Copy nothing but the text: reproduce each line of the listing exactly and leave the pictures out.

■ Dataset content
══════

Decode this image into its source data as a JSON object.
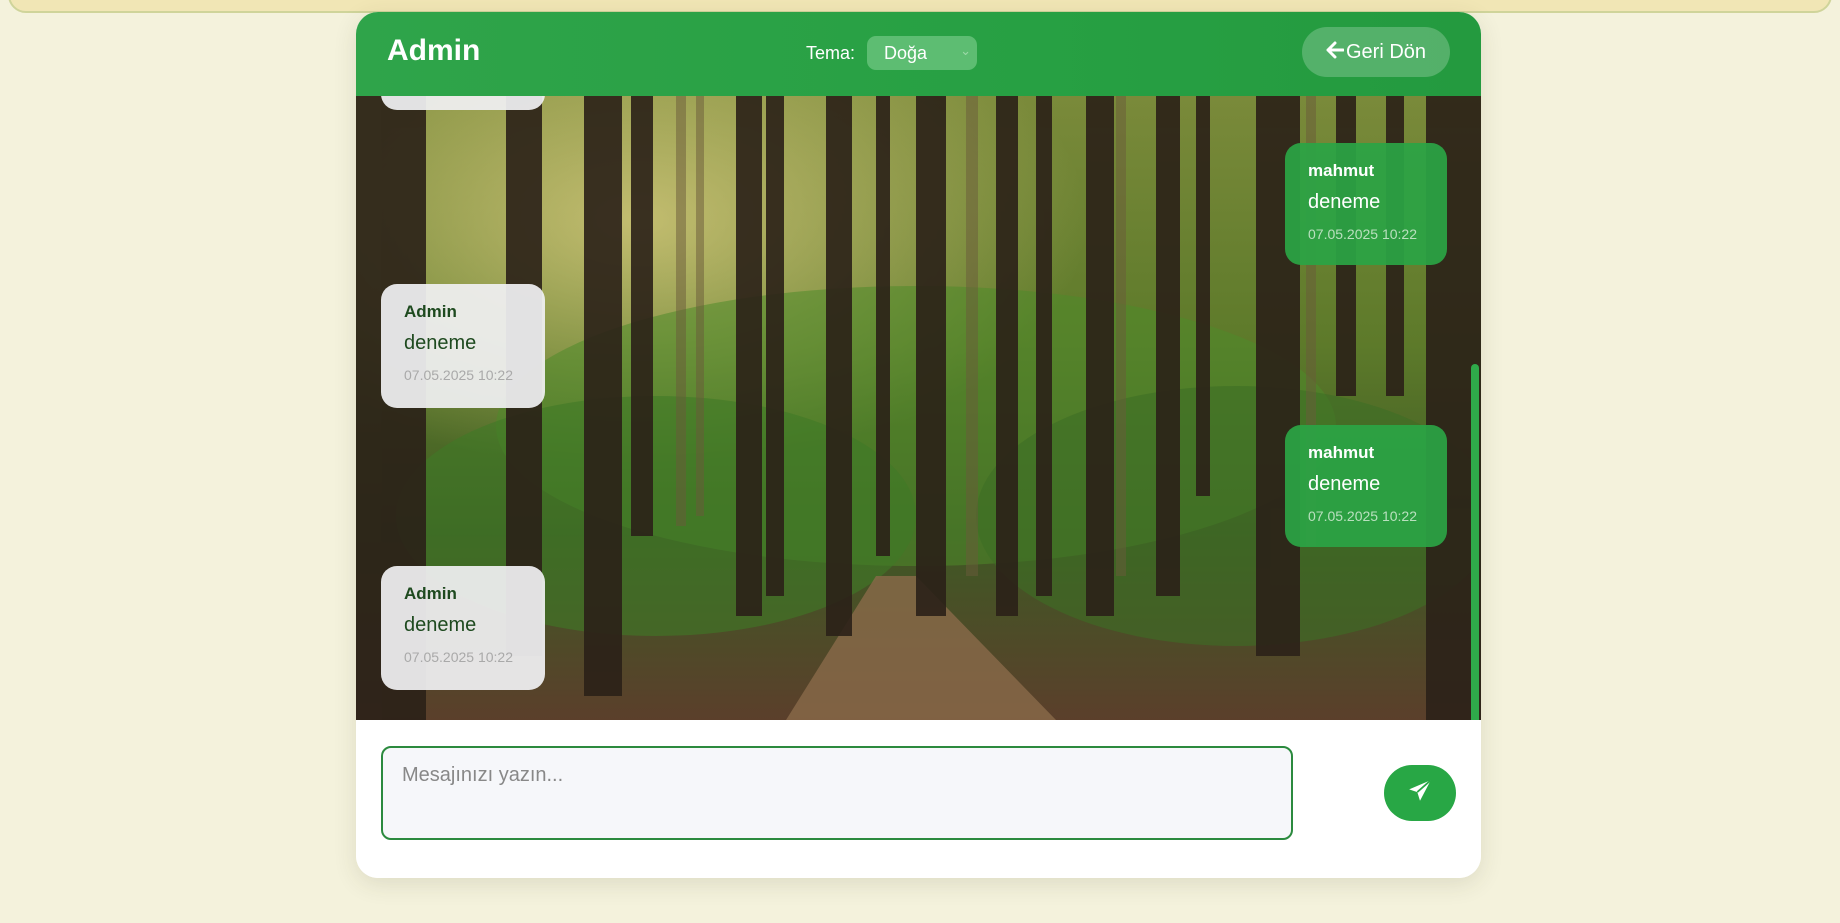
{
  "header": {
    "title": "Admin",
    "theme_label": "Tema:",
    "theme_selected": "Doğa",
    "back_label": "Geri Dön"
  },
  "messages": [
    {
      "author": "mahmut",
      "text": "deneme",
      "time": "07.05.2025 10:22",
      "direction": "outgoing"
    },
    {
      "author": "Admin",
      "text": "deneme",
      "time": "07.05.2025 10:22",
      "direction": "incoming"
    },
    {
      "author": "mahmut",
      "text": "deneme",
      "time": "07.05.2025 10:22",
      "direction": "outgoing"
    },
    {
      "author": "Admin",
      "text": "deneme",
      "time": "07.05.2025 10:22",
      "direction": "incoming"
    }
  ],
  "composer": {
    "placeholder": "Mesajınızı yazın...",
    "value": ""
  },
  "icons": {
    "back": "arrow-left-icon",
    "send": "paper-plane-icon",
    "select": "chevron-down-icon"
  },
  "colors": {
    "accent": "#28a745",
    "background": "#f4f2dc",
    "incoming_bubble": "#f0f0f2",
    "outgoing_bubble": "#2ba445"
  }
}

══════

■ Answer for this exercise
Decode this image into its source data as a JSON object.
{
  "header": {
    "title": "Admin",
    "theme_label": "Tema:",
    "theme_selected": "Doğa",
    "back_label": "Geri Dön"
  },
  "messages": [
    {
      "author": "mahmut",
      "text": "deneme",
      "time": "07.05.2025 10:22",
      "direction": "outgoing"
    },
    {
      "author": "Admin",
      "text": "deneme",
      "time": "07.05.2025 10:22",
      "direction": "incoming"
    },
    {
      "author": "mahmut",
      "text": "deneme",
      "time": "07.05.2025 10:22",
      "direction": "outgoing"
    },
    {
      "author": "Admin",
      "text": "deneme",
      "time": "07.05.2025 10:22",
      "direction": "incoming"
    }
  ],
  "composer": {
    "placeholder": "Mesajınızı yazın...",
    "value": ""
  },
  "icons": {
    "back": "arrow-left-icon",
    "send": "paper-plane-icon",
    "select": "chevron-down-icon"
  },
  "colors": {
    "accent": "#28a745",
    "background": "#f4f2dc",
    "incoming_bubble": "#f0f0f2",
    "outgoing_bubble": "#2ba445"
  }
}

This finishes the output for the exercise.